PXG 0211 woods: What you need to know
WHAT YOU NEED TO KNOW: PXG updates its affordable 0211 driver, fairway woods and hybrids with many of the technologies of its higher-priced GEN5 woods, including unique titanium and steel alloys, a variable thickness driver face and more precise robotic polishing methods. The all-titanium driver and squared-off fairway woods and hybrids are designed with a focus on high stability on off-center hits to appeal to average golfers.
PRICE: Driver, $300; Fairway woods and hybrids, $250.
THE DEEP DIVE: In the most complimentary of ways, the 0211 series, PXG’s more affordable line of clubs, is occasionally referred to as the “gateway drug,” appealing to aspiring golfers the way an outlet store might attract those eager to make famous label purchases at discount prices. The revised 0211 line of woods seem more than a modest approximation of the company’s flagship line of GEN5 woods, however.
Built with an entry-level focus on forgiveness and a price point that in the case of the driver is half the ticket price of many leading models, the 0211 models use the same special titanium and steel alloys found in their more expensive predecessors, as well as the same manufacturing techniques. While lacking some of the variety and adjustability of the GEN5 lineup, they instead use a more straightforward approach to appeal more directly to the needs of average golfers.
“They want a high-quality product they can trust,” said Brad Schweigert, PXG’s chief product officer. “We’ve really studied this consumer segment, and a lot of these golfers are really more novice players and they can be intimidated by a lot of the technologies so they don’t get a lot of use out of it. So we’ve really focused on something that just performs really well but is simple and easy to use.
“What sets it apart from our Gen series and a lot of other stuff that’s on the market is that it’s a really clean and approachable design with simple performance. Then, we do it in a way that’s cost effective.”
Like the recent GEN5 drivers, the new 0211 driver uses a Ti-811 body and a Ti-412 variable thickness face. Again, like in the GEN5 models, that face is robotically polished for more precisely controlled thicknesses and tighter tolerances on bulge and roll. Together, Schweigert said that manufacturing technique allows the 0211 to get closer to the USGA limits set in its test for the face’s spring-like effect. Schweigert also said the more precise face design helps save weight that is redistributed to the perimeter to boost the moment of inertia “in the 5,000 [grams-centimeters squared] range,” which would be a number above average for the current landscape.
“We’ve really integrated a lot of robotic polishing throughout all our manufacturing processes,” he said. “We optimized the process and basically had an agreement with our supplier that all of our products are going to use robotic polishing as much as possible.”

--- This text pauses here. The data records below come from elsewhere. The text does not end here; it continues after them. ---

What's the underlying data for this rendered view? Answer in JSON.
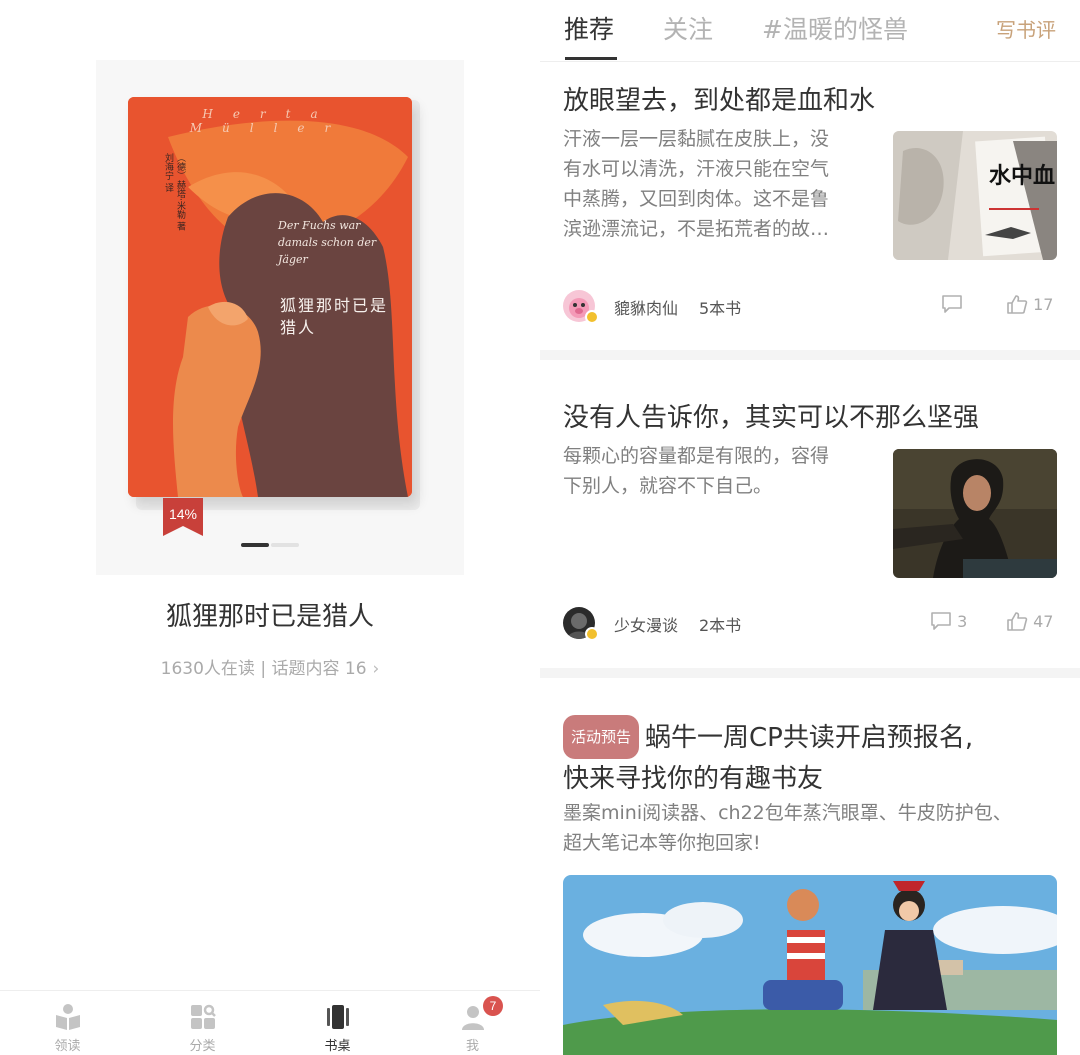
{
  "left": {
    "cover": {
      "author_latin": "Herta Müller",
      "credit": "（德）赫塔·米勒 著  刘海宁 译",
      "title_de": "Der Fuchs war damals schon der Jäger",
      "title_cn": "狐狸那时已是猎人",
      "cover_color": "#e8542f",
      "progress_label": "14%",
      "progress_value": 0.14
    },
    "pager": {
      "active_index": 0,
      "count": 2
    },
    "book_title": "狐狸那时已是猎人",
    "book_meta": "1630人在读 | 话题内容 16",
    "book_meta_chevron": "›"
  },
  "tabbar": {
    "tabs": [
      {
        "label": "领读",
        "icon": "book-open-icon"
      },
      {
        "label": "分类",
        "icon": "grid-search-icon"
      },
      {
        "label": "书桌",
        "icon": "phone-desk-icon"
      },
      {
        "label": "我",
        "icon": "user-icon",
        "badge": "7"
      }
    ],
    "active_index": 2
  },
  "right": {
    "nav": {
      "tabs": [
        "推荐",
        "关注",
        "#温暖的怪兽"
      ],
      "active_index": 0,
      "action": "写书评",
      "accent": "#c8a27a"
    },
    "cards": [
      {
        "title": "放眼望去，到处都是血和水",
        "excerpt_lines": [
          "汗液一层一层黏腻在皮肤上，没",
          "有水可以清洗，汗液只能在空气",
          "中蒸腾，又回到肉体。这不是鲁",
          "滨逊漂流记，不是拓荒者的故…"
        ],
        "thumb_text": "水中血",
        "author": "貔貅肉仙",
        "books": "5本书",
        "comments": "",
        "likes": "17"
      },
      {
        "title": "没有人告诉你，其实可以不那么坚强",
        "excerpt_lines": [
          "每颗心的容量都是有限的，容得",
          "下别人，就容不下自己。"
        ],
        "author": "少女漫谈",
        "books": "2本书",
        "comments": "3",
        "likes": "47"
      }
    ],
    "event": {
      "tag": "活动预告",
      "title_line1": "蜗牛一周CP共读开启预报名,",
      "title_line2": "快来寻找你的有趣书友",
      "desc_line1": "墨案mini阅读器、ch22包年蒸汽眼罩、牛皮防护包、",
      "desc_line2": "超大笔记本等你抱回家!"
    }
  }
}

The 0211 driver includes an adjustable hosel that enables the golfer to tweak the three standard lofts by plus or minus 1.5 degrees.
Those efficiencies are also seen in the fairway woods and hybrids, which like their GEN5 counterparts feature AM355 steel alloy bodies with a thin, high-strength HT1770 steel alloy in the face. Taking another cue from the GEN5 woods, both utilize a squared-off design that extends the perimeter skirt more vertically to create a larger, more forgiving hitting area. The face on both models is also thinner than in past versions to help increase the potential for higher ball speeds. In other words, all the things its big brothers are trying to accomplish.
“We could have said, ‘Hey this is a price point product,’ and go to a different supplier and make it cheaper,” Schweigert said. “But we’re not doing that.”
The 0211 driver ($300) comes in three lofts (9, 10.5, 12 degrees). The fairway wood ($250) also is offered in three lofts (15, 18, 21 degrees), while the hybrid ($250) comes in four lofts (19, 22, 25, 28 degrees).